Kate Nelson of Portland has been an early arrival for Independence Day fireworks at the Eastern Promenade since she was a child, figuring she needed to get there early to snag a prime spot.
But Saturday, she didn’t have to set her alarm early to get there by 9 a.m. and instead arrived to get a front row seat in the early afternoon.
“We usually have two or three meals by now,” she said around 4 p.m. Saturday at her setup, just in front of the orange snow fence at the base of the promenade, the closest you can get to the where the fireworks are set off without annoying police and firefighters.
Nelson wasn’t the only one who wasn’t rushing to the promenade on Saturday. When the fireworks delayed by Friday’s downpours were finally fired off about 9:20 p.m., the half-hour show went without a hitch.
Kevin Cleasby of New Hampshire, who was running a trailer selling french fries, said it was a late-arriving crowd, but business was still good.
Cleasby figured many people held off heading to Munjoy Hill, thinking it would take awhile for the roughly 2 inches of rain that fell overnight to dry off.
“As soon as the sun popped out, the people popped out,” he said.
Cleasby said that if it was ever a good time to have the fireworks delayed, it was this year. The show was originally set for a Friday, and switching it to a Saturday probably wouldn’t inconvenience too many the way a midweek holiday would. He and others also thought the weather, breezy with temperatures in the 70s, was just about ideal.
That was a big contrast to Friday, when the rain started in the afternoon and fell steadily throughout the night before ending shortly after sunrise Saturday.
Organizers of the Stars and Stripes Spectacular celebration took a look at the forecast, with Hurricane Arthur heading up the coast, and decided on Thursday to push the show back a day.
Seth Vigue said Friday’s rain meant he “sat around inside instead of sitting around outside.”
As for the fireworks, he said, “I had no idea they did this.”
Vigue moved to Munjoy Hill from Farmington last fall and said he learned that he was a few blocks away from one of southern Maine’s biggest fireworks displays only a few days ago. He took a walk to check out the scene late Saturday afternoon, then figured he’d head home for a couple of hours and return around sunset – the advantage of living just a few blocks from the Eastern Prom.
The crowd built slowly Saturday, lawn chairs and blankets beginning to dot the hillside late in the afternoon. A few boats arrived then, too, picking out prime spots to drop an anchor and watch the show from the water side.

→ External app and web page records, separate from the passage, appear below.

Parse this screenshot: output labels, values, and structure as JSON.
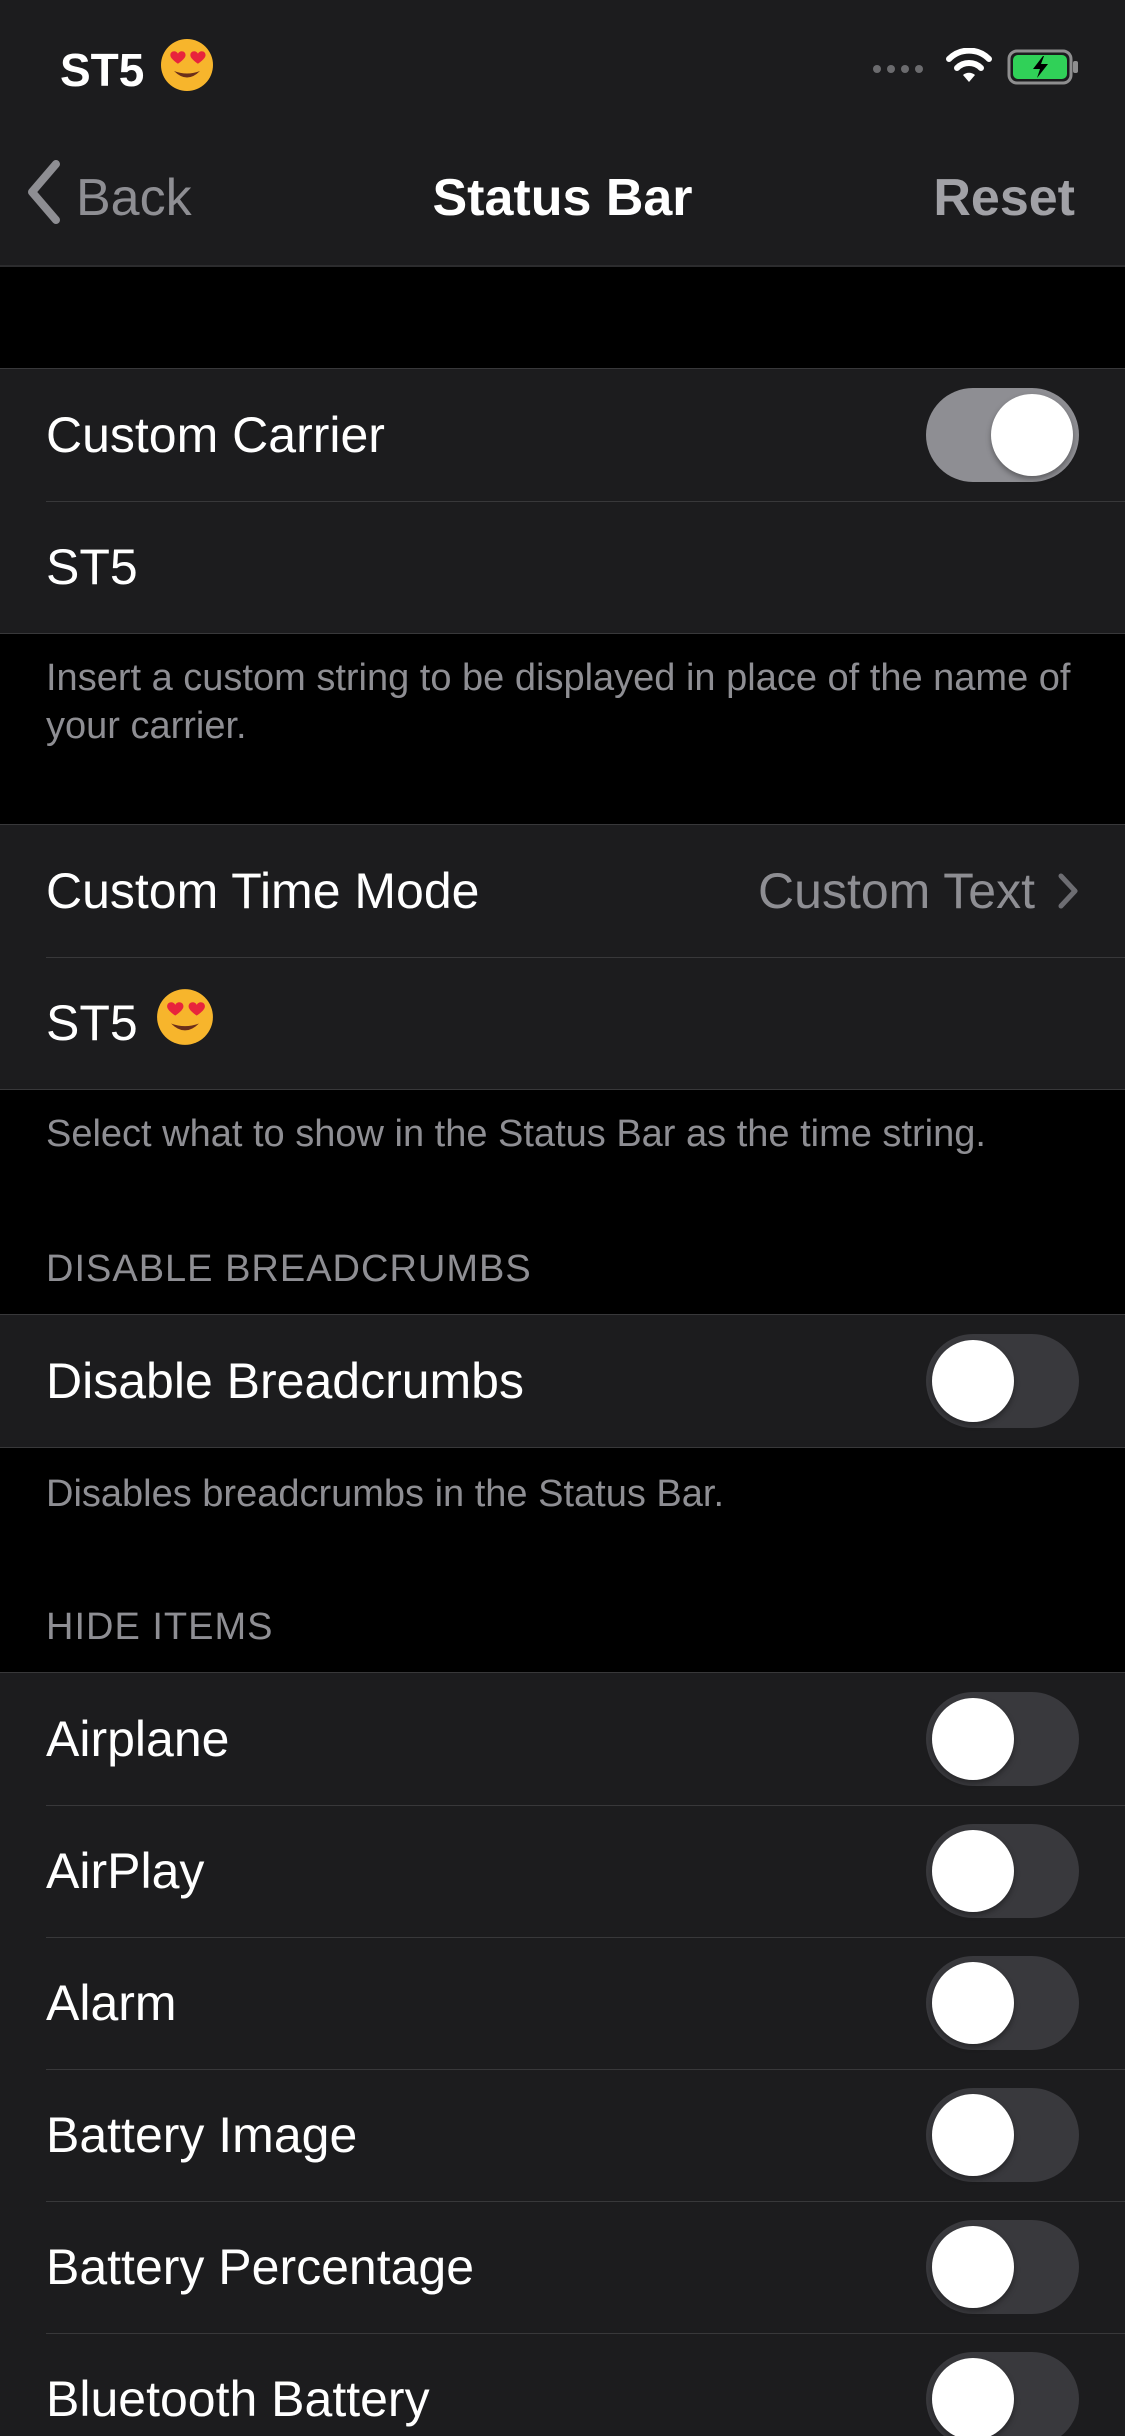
{
  "status_bar": {
    "carrier": "ST5",
    "carrier_emoji_icon": "heart-eyes-emoji-icon",
    "signal_icon": "signal-dots-icon",
    "wifi_icon": "wifi-icon",
    "battery_icon": "battery-charging-icon",
    "battery_color": "#30d158"
  },
  "nav": {
    "back_label": "Back",
    "title": "Status Bar",
    "reset_label": "Reset"
  },
  "custom_carrier": {
    "label": "Custom Carrier",
    "enabled": true,
    "value": "ST5",
    "footer": "Insert a custom string to be displayed in place of the name of your carrier."
  },
  "custom_time": {
    "label": "Custom Time Mode",
    "mode_value": "Custom Text",
    "text_value": "ST5",
    "text_emoji_icon": "heart-eyes-emoji-icon",
    "footer": "Select what to show in the Status Bar as the time string."
  },
  "breadcrumbs": {
    "header": "DISABLE BREADCRUMBS",
    "label": "Disable Breadcrumbs",
    "enabled": false,
    "footer": "Disables breadcrumbs in the Status Bar."
  },
  "hide_items": {
    "header": "HIDE ITEMS",
    "items": [
      {
        "label": "Airplane",
        "enabled": false
      },
      {
        "label": "AirPlay",
        "enabled": false
      },
      {
        "label": "Alarm",
        "enabled": false
      },
      {
        "label": "Battery Image",
        "enabled": false
      },
      {
        "label": "Battery Percentage",
        "enabled": false
      },
      {
        "label": "Bluetooth Battery",
        "enabled": false
      }
    ]
  },
  "colors": {
    "background": "#000000",
    "cell_background": "#1c1c1e",
    "secondary_text": "#8e8e93",
    "toggle_off": "#39393d",
    "toggle_on": "#8e8e93"
  }
}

In the middle of the Eastern Prom’s hillside, Kristen Chalmers of Peaks Island sat alone with three blankets and a couple of lawn chairs, spread out around her. She was going to watch the show with about 10 friends but had volunteered, as she usually did, to set up ahead of time.
This year, that meant spreading a tarp under the blankets to keep everyone dry in case the grass was still wet.
It was also a melancholy holiday for Chalmers because her father, who would help her scout out a location for the gathering and set up the blankets and chairs, died a few weeks ago, and this was her first time heading up the hill without him.
“He loved this,” she said, looking out onto Casco Bay. “This was his favorite.”